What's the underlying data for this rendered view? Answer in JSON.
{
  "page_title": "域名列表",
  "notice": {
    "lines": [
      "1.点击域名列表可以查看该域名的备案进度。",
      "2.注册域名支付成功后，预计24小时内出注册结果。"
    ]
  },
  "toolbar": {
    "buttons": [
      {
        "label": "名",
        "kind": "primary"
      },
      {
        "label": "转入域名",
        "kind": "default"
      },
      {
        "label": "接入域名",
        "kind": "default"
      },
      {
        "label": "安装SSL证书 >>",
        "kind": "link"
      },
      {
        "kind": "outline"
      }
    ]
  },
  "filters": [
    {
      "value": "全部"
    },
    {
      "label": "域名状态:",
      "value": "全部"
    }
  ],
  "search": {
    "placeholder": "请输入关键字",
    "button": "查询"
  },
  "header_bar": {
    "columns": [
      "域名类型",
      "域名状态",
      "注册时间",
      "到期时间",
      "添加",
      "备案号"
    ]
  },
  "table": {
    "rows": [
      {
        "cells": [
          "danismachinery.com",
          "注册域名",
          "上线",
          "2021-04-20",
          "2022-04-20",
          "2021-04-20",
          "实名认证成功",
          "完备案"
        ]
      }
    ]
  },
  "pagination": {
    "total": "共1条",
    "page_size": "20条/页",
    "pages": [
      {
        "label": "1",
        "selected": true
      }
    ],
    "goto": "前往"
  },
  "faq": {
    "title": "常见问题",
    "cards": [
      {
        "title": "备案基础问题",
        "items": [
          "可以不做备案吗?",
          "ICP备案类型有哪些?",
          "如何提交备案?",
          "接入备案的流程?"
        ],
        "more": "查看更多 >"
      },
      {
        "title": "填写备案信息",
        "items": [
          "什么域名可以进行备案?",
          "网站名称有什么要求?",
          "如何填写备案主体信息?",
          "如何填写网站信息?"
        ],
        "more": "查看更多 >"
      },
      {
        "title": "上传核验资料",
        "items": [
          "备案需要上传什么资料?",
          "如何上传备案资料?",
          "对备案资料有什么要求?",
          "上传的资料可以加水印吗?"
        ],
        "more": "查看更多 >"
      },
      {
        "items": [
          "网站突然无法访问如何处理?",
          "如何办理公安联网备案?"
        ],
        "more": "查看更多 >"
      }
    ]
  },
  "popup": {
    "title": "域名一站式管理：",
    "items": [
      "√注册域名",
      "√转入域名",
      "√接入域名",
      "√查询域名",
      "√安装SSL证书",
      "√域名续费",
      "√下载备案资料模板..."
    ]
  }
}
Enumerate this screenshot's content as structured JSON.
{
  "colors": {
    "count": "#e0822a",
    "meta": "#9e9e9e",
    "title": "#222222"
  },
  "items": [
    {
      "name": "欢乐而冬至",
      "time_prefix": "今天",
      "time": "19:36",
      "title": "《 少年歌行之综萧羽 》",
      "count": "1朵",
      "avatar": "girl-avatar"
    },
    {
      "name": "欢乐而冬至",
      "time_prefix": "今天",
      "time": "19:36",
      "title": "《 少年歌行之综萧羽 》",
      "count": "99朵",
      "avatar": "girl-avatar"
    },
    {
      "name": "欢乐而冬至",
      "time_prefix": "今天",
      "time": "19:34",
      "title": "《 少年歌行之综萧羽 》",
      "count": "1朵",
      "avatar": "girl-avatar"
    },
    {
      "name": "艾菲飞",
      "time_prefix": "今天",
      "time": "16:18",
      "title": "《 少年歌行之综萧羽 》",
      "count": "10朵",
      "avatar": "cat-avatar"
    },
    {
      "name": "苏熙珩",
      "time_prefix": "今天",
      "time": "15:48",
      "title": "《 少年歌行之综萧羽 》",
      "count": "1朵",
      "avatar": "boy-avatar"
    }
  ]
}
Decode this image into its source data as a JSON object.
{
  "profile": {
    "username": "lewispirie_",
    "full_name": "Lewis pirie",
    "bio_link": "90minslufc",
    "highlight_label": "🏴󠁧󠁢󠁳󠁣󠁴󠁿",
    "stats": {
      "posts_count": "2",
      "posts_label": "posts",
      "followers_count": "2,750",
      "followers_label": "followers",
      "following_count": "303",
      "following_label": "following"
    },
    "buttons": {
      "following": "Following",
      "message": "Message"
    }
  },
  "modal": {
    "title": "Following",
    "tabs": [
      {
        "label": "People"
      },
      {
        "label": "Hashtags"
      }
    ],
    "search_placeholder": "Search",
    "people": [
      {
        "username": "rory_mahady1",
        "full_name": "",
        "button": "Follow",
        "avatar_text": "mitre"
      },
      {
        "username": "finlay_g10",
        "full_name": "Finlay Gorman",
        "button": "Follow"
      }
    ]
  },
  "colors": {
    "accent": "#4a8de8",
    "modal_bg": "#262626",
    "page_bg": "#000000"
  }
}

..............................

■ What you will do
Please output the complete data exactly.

■ Exercise output
What's the underlying data for this rendered view? Answer in JSON.
{
  "page_title": "域名列表",
  "notice": {
    "lines": [
      "1.点击域名列表可以查看该域名的备案进度。",
      "2.注册域名支付成功后，预计24小时内出注册结果。"
    ]
  },
  "toolbar": {
    "buttons": [
      {
        "label": "名",
        "kind": "primary"
      },
      {
        "label": "转入域名",
        "kind": "default"
      },
      {
        "label": "接入域名",
        "kind": "default"
      },
      {
        "label": "安装SSL证书 >>",
        "kind": "link"
      },
      {
        "kind": "outline"
      }
    ]
  },
  "filters": [
    {
      "value": "全部"
    },
    {
      "label": "域名状态:",
      "value": "全部"
    }
  ],
  "search": {
    "placeholder": "请输入关键字",
    "button": "查询"
  },
  "header_bar": {
    "columns": [
      "域名类型",
      "域名状态",
      "注册时间",
      "到期时间",
      "添加",
      "备案号"
    ]
  },
  "table": {
    "rows": [
      {
        "cells": [
          "danismachinery.com",
          "注册域名",
          "上线",
          "2021-04-20",
          "2022-04-20",
          "2021-04-20",
          "实名认证成功",
          "完备案"
        ]
      }
    ]
  },
  "pagination": {
    "total": "共1条",
    "page_size": "20条/页",
    "pages": [
      {
        "label": "1",
        "selected": true
      }
    ],
    "goto": "前往"
  },
  "faq": {
    "title": "常见问题",
    "cards": [
      {
        "title": "备案基础问题",
        "items": [
          "可以不做备案吗?",
          "ICP备案类型有哪些?",
          "如何提交备案?",
          "接入备案的流程?"
        ],
        "more": "查看更多 >"
      },
      {
        "title": "填写备案信息",
        "items": [
          "什么域名可以进行备案?",
          "网站名称有什么要求?",
          "如何填写备案主体信息?",
          "如何填写网站信息?"
        ],
        "more": "查看更多 >"
      },
      {
        "title": "上传核验资料",
        "items": [
          "备案需要上传什么资料?",
          "如何上传备案资料?",
          "对备案资料有什么要求?",
          "上传的资料可以加水印吗?"
        ],
        "more": "查看更多 >"
      },
      {
        "items": [
          "网站突然无法访问如何处理?",
          "如何办理公安联网备案?"
        ],
        "more": "查看更多 >"
      }
    ]
  },
  "popup": {
    "title": "域名一站式管理：",
    "items": [
      "√注册域名",
      "√转入域名",
      "√接入域名",
      "√查询域名",
      "√安装SSL证书",
      "√域名续费",
      "√下载备案资料模板..."
    ]
  }
}
Enumerate this screenshot's content as structured JSON.
{
  "colors": {
    "count": "#e0822a",
    "meta": "#9e9e9e",
    "title": "#222222"
  },
  "items": [
    {
      "name": "欢乐而冬至",
      "time_prefix": "今天",
      "time": "19:36",
      "title": "《 少年歌行之综萧羽 》",
      "count": "1朵",
      "avatar": "girl-avatar"
    },
    {
      "name": "欢乐而冬至",
      "time_prefix": "今天",
      "time": "19:36",
      "title": "《 少年歌行之综萧羽 》",
      "count": "99朵",
      "avatar": "girl-avatar"
    },
    {
      "name": "欢乐而冬至",
      "time_prefix": "今天",
      "time": "19:34",
      "title": "《 少年歌行之综萧羽 》",
      "count": "1朵",
      "avatar": "girl-avatar"
    },
    {
      "name": "艾菲飞",
      "time_prefix": "今天",
      "time": "16:18",
      "title": "《 少年歌行之综萧羽 》",
      "count": "10朵",
      "avatar": "cat-avatar"
    },
    {
      "name": "苏熙珩",
      "time_prefix": "今天",
      "time": "15:48",
      "title": "《 少年歌行之综萧羽 》",
      "count": "1朵",
      "avatar": "boy-avatar"
    }
  ]
}
Decode this image into its source data as a JSON object.
{
  "profile": {
    "username": "lewispirie_",
    "full_name": "Lewis pirie",
    "bio_link": "90minslufc",
    "highlight_label": "🏴󠁧󠁢󠁳󠁣󠁴󠁿",
    "stats": {
      "posts_count": "2",
      "posts_label": "posts",
      "followers_count": "2,750",
      "followers_label": "followers",
      "following_count": "303",
      "following_label": "following"
    },
    "buttons": {
      "following": "Following",
      "message": "Message"
    }
  },
  "modal": {
    "title": "Following",
    "tabs": [
      {
        "label": "People"
      },
      {
        "label": "Hashtags"
      }
    ],
    "search_placeholder": "Search",
    "people": [
      {
        "username": "rory_mahady1",
        "full_name": "",
        "button": "Follow",
        "avatar_text": "mitre"
      },
      {
        "username": "finlay_g10",
        "full_name": "Finlay Gorman",
        "button": "Follow"
      }
    ]
  },
  "colors": {
    "accent": "#4a8de8",
    "modal_bg": "#262626",
    "page_bg": "#000000"
  }
}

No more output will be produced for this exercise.